Every line of the data below should be retyped exactly.

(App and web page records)
********************
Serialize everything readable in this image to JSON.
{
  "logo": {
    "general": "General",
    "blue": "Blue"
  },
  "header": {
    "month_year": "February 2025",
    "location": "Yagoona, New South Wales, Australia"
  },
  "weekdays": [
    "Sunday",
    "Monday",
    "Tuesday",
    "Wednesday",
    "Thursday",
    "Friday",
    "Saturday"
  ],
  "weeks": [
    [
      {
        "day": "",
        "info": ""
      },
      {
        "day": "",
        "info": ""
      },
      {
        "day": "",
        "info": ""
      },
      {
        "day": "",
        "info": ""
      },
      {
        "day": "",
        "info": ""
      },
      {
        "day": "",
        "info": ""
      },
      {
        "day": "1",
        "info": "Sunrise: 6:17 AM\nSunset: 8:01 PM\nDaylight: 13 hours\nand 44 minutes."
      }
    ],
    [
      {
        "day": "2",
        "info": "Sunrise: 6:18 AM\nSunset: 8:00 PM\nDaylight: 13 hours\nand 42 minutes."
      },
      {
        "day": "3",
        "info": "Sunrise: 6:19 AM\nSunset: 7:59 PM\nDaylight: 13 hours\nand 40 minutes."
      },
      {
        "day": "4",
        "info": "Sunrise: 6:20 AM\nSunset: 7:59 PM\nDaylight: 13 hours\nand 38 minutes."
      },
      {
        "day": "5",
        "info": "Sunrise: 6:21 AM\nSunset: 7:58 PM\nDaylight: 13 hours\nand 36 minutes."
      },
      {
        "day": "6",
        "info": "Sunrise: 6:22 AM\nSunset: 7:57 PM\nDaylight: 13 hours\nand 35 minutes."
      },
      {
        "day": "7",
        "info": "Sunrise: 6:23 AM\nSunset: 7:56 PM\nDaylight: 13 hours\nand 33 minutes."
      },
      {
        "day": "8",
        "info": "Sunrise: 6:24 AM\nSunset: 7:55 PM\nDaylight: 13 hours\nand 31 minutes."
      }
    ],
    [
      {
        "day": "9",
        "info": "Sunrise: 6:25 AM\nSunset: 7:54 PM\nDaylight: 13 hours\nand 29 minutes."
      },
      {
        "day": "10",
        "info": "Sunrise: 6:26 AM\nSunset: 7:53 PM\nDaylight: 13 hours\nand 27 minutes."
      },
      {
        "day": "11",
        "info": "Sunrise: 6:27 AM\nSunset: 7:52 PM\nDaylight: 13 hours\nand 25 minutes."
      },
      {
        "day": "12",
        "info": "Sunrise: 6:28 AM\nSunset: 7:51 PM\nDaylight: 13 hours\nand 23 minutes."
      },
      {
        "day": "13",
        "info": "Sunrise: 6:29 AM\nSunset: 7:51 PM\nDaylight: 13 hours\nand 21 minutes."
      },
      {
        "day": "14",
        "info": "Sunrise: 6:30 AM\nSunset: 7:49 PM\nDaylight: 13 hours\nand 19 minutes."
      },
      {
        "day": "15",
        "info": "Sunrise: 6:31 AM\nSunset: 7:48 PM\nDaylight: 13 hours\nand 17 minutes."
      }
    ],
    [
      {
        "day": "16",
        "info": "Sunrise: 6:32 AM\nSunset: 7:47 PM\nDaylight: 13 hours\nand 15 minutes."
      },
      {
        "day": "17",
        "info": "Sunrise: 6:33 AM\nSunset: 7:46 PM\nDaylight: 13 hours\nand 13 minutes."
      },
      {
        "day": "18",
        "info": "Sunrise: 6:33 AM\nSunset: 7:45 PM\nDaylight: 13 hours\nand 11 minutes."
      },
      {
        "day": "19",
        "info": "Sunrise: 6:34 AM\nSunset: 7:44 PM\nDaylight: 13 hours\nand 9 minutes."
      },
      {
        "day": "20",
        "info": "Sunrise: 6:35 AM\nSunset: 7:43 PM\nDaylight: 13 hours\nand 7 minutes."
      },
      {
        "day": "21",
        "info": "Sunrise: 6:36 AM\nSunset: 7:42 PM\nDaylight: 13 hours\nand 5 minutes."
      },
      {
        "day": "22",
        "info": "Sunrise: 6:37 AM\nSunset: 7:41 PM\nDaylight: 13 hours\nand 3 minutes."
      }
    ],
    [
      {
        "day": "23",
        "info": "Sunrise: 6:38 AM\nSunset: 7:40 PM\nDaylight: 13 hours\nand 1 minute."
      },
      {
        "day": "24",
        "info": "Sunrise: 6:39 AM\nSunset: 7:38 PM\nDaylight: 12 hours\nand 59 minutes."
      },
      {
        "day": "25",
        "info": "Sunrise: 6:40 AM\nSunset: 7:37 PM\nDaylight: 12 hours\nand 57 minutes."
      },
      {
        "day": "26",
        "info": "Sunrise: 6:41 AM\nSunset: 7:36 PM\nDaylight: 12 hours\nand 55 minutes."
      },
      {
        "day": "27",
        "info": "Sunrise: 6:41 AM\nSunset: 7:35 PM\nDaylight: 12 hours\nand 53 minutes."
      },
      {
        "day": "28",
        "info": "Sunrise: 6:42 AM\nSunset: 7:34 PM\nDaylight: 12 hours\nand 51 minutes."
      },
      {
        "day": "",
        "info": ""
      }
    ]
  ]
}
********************
#### YOUR SOLUTION
Serialize everything readable in this image to JSON.
{
  "logo": {
    "general": "General",
    "blue": "Blue"
  },
  "header": {
    "month_year": "February 2025",
    "location": "Yagoona, New South Wales, Australia"
  },
  "weekdays": [
    "Sunday",
    "Monday",
    "Tuesday",
    "Wednesday",
    "Thursday",
    "Friday",
    "Saturday"
  ],
  "weeks": [
    [
      {
        "day": "",
        "info": ""
      },
      {
        "day": "",
        "info": ""
      },
      {
        "day": "",
        "info": ""
      },
      {
        "day": "",
        "info": ""
      },
      {
        "day": "",
        "info": ""
      },
      {
        "day": "",
        "info": ""
      },
      {
        "day": "1",
        "info": "Sunrise: 6:17 AM\nSunset: 8:01 PM\nDaylight: 13 hours\nand 44 minutes."
      }
    ],
    [
      {
        "day": "2",
        "info": "Sunrise: 6:18 AM\nSunset: 8:00 PM\nDaylight: 13 hours\nand 42 minutes."
      },
      {
        "day": "3",
        "info": "Sunrise: 6:19 AM\nSunset: 7:59 PM\nDaylight: 13 hours\nand 40 minutes."
      },
      {
        "day": "4",
        "info": "Sunrise: 6:20 AM\nSunset: 7:59 PM\nDaylight: 13 hours\nand 38 minutes."
      },
      {
        "day": "5",
        "info": "Sunrise: 6:21 AM\nSunset: 7:58 PM\nDaylight: 13 hours\nand 36 minutes."
      },
      {
        "day": "6",
        "info": "Sunrise: 6:22 AM\nSunset: 7:57 PM\nDaylight: 13 hours\nand 35 minutes."
      },
      {
        "day": "7",
        "info": "Sunrise: 6:23 AM\nSunset: 7:56 PM\nDaylight: 13 hours\nand 33 minutes."
      },
      {
        "day": "8",
        "info": "Sunrise: 6:24 AM\nSunset: 7:55 PM\nDaylight: 13 hours\nand 31 minutes."
      }
    ],
    [
      {
        "day": "9",
        "info": "Sunrise: 6:25 AM\nSunset: 7:54 PM\nDaylight: 13 hours\nand 29 minutes."
      },
      {
        "day": "10",
        "info": "Sunrise: 6:26 AM\nSunset: 7:53 PM\nDaylight: 13 hours\nand 27 minutes."
      },
      {
        "day": "11",
        "info": "Sunrise: 6:27 AM\nSunset: 7:52 PM\nDaylight: 13 hours\nand 25 minutes."
      },
      {
        "day": "12",
        "info": "Sunrise: 6:28 AM\nSunset: 7:51 PM\nDaylight: 13 hours\nand 23 minutes."
      },
      {
        "day": "13",
        "info": "Sunrise: 6:29 AM\nSunset: 7:51 PM\nDaylight: 13 hours\nand 21 minutes."
      },
      {
        "day": "14",
        "info": "Sunrise: 6:30 AM\nSunset: 7:49 PM\nDaylight: 13 hours\nand 19 minutes."
      },
      {
        "day": "15",
        "info": "Sunrise: 6:31 AM\nSunset: 7:48 PM\nDaylight: 13 hours\nand 17 minutes."
      }
    ],
    [
      {
        "day": "16",
        "info": "Sunrise: 6:32 AM\nSunset: 7:47 PM\nDaylight: 13 hours\nand 15 minutes."
      },
      {
        "day": "17",
        "info": "Sunrise: 6:33 AM\nSunset: 7:46 PM\nDaylight: 13 hours\nand 13 minutes."
      },
      {
        "day": "18",
        "info": "Sunrise: 6:33 AM\nSunset: 7:45 PM\nDaylight: 13 hours\nand 11 minutes."
      },
      {
        "day": "19",
        "info": "Sunrise: 6:34 AM\nSunset: 7:44 PM\nDaylight: 13 hours\nand 9 minutes."
      },
      {
        "day": "20",
        "info": "Sunrise: 6:35 AM\nSunset: 7:43 PM\nDaylight: 13 hours\nand 7 minutes."
      },
      {
        "day": "21",
        "info": "Sunrise: 6:36 AM\nSunset: 7:42 PM\nDaylight: 13 hours\nand 5 minutes."
      },
      {
        "day": "22",
        "info": "Sunrise: 6:37 AM\nSunset: 7:41 PM\nDaylight: 13 hours\nand 3 minutes."
      }
    ],
    [
      {
        "day": "23",
        "info": "Sunrise: 6:38 AM\nSunset: 7:40 PM\nDaylight: 13 hours\nand 1 minute."
      },
      {
        "day": "24",
        "info": "Sunrise: 6:39 AM\nSunset: 7:38 PM\nDaylight: 12 hours\nand 59 minutes."
      },
      {
        "day": "25",
        "info": "Sunrise: 6:40 AM\nSunset: 7:37 PM\nDaylight: 12 hours\nand 57 minutes."
      },
      {
        "day": "26",
        "info": "Sunrise: 6:41 AM\nSunset: 7:36 PM\nDaylight: 12 hours\nand 55 minutes."
      },
      {
        "day": "27",
        "info": "Sunrise: 6:41 AM\nSunset: 7:35 PM\nDaylight: 12 hours\nand 53 minutes."
      },
      {
        "day": "28",
        "info": "Sunrise: 6:42 AM\nSunset: 7:34 PM\nDaylight: 12 hours\nand 51 minutes."
      },
      {
        "day": "",
        "info": ""
      }
    ]
  ]
}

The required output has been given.